### [Task]
Extract every record, keeping each one exactly as it is.

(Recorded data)
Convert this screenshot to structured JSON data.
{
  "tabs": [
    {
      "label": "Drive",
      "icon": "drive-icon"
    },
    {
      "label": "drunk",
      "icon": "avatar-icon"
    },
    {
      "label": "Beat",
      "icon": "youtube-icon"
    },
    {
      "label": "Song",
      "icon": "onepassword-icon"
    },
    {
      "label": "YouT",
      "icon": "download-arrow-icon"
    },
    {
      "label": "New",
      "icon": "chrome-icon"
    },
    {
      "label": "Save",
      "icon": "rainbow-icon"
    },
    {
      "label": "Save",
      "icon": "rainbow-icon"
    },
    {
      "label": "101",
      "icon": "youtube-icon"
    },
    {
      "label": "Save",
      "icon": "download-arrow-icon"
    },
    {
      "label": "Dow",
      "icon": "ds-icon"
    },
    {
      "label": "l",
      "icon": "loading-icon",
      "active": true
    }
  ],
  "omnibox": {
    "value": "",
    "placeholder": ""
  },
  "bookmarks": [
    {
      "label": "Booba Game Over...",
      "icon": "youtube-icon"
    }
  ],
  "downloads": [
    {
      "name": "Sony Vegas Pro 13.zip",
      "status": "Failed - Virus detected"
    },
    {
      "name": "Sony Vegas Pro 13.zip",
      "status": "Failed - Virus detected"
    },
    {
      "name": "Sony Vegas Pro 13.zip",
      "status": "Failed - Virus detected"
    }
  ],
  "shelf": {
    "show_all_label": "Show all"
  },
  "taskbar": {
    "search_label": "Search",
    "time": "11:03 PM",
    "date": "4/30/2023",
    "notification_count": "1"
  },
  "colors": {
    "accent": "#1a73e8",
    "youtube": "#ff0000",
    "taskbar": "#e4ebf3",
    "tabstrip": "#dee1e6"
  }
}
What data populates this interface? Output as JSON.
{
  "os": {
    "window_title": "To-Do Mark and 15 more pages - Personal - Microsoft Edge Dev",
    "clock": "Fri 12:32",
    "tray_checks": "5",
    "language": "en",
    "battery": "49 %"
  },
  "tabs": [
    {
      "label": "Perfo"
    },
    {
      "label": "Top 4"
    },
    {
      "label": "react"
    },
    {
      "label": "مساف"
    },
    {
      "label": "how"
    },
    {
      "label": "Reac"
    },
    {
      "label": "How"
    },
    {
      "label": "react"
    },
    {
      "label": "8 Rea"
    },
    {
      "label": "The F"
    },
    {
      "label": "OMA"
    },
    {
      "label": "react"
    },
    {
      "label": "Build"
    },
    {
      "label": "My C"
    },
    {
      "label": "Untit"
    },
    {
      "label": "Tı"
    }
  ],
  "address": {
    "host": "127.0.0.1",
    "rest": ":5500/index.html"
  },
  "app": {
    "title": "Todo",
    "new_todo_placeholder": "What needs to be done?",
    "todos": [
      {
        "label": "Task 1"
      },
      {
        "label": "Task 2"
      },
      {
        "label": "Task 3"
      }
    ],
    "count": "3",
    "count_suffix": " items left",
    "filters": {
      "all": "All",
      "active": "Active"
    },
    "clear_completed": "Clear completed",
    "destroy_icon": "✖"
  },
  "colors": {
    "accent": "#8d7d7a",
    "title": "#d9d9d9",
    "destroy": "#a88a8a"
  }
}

### [Exercise output]
Convert this screenshot to structured JSON data.
{
  "tabs": [
    {
      "label": "Drive",
      "icon": "drive-icon"
    },
    {
      "label": "drunk",
      "icon": "avatar-icon"
    },
    {
      "label": "Beat",
      "icon": "youtube-icon"
    },
    {
      "label": "Song",
      "icon": "onepassword-icon"
    },
    {
      "label": "YouT",
      "icon": "download-arrow-icon"
    },
    {
      "label": "New",
      "icon": "chrome-icon"
    },
    {
      "label": "Save",
      "icon": "rainbow-icon"
    },
    {
      "label": "Save",
      "icon": "rainbow-icon"
    },
    {
      "label": "101",
      "icon": "youtube-icon"
    },
    {
      "label": "Save",
      "icon": "download-arrow-icon"
    },
    {
      "label": "Dow",
      "icon": "ds-icon"
    },
    {
      "label": "l",
      "icon": "loading-icon",
      "active": true
    }
  ],
  "omnibox": {
    "value": "",
    "placeholder": ""
  },
  "bookmarks": [
    {
      "label": "Booba Game Over...",
      "icon": "youtube-icon"
    }
  ],
  "downloads": [
    {
      "name": "Sony Vegas Pro 13.zip",
      "status": "Failed - Virus detected"
    },
    {
      "name": "Sony Vegas Pro 13.zip",
      "status": "Failed - Virus detected"
    },
    {
      "name": "Sony Vegas Pro 13.zip",
      "status": "Failed - Virus detected"
    }
  ],
  "shelf": {
    "show_all_label": "Show all"
  },
  "taskbar": {
    "search_label": "Search",
    "time": "11:03 PM",
    "date": "4/30/2023",
    "notification_count": "1"
  },
  "colors": {
    "accent": "#1a73e8",
    "youtube": "#ff0000",
    "taskbar": "#e4ebf3",
    "tabstrip": "#dee1e6"
  }
}
What data populates this interface? Output as JSON.
{
  "os": {
    "window_title": "To-Do Mark and 15 more pages - Personal - Microsoft Edge Dev",
    "clock": "Fri 12:32",
    "tray_checks": "5",
    "language": "en",
    "battery": "49 %"
  },
  "tabs": [
    {
      "label": "Perfo"
    },
    {
      "label": "Top 4"
    },
    {
      "label": "react"
    },
    {
      "label": "مساف"
    },
    {
      "label": "how"
    },
    {
      "label": "Reac"
    },
    {
      "label": "How"
    },
    {
      "label": "react"
    },
    {
      "label": "8 Rea"
    },
    {
      "label": "The F"
    },
    {
      "label": "OMA"
    },
    {
      "label": "react"
    },
    {
      "label": "Build"
    },
    {
      "label": "My C"
    },
    {
      "label": "Untit"
    },
    {
      "label": "Tı"
    }
  ],
  "address": {
    "host": "127.0.0.1",
    "rest": ":5500/index.html"
  },
  "app": {
    "title": "Todo",
    "new_todo_placeholder": "What needs to be done?",
    "todos": [
      {
        "label": "Task 1"
      },
      {
        "label": "Task 2"
      },
      {
        "label": "Task 3"
      }
    ],
    "count": "3",
    "count_suffix": " items left",
    "filters": {
      "all": "All",
      "active": "Active"
    },
    "clear_completed": "Clear completed",
    "destroy_icon": "✖"
  },
  "colors": {
    "accent": "#8d7d7a",
    "title": "#d9d9d9",
    "destroy": "#a88a8a"
  }
}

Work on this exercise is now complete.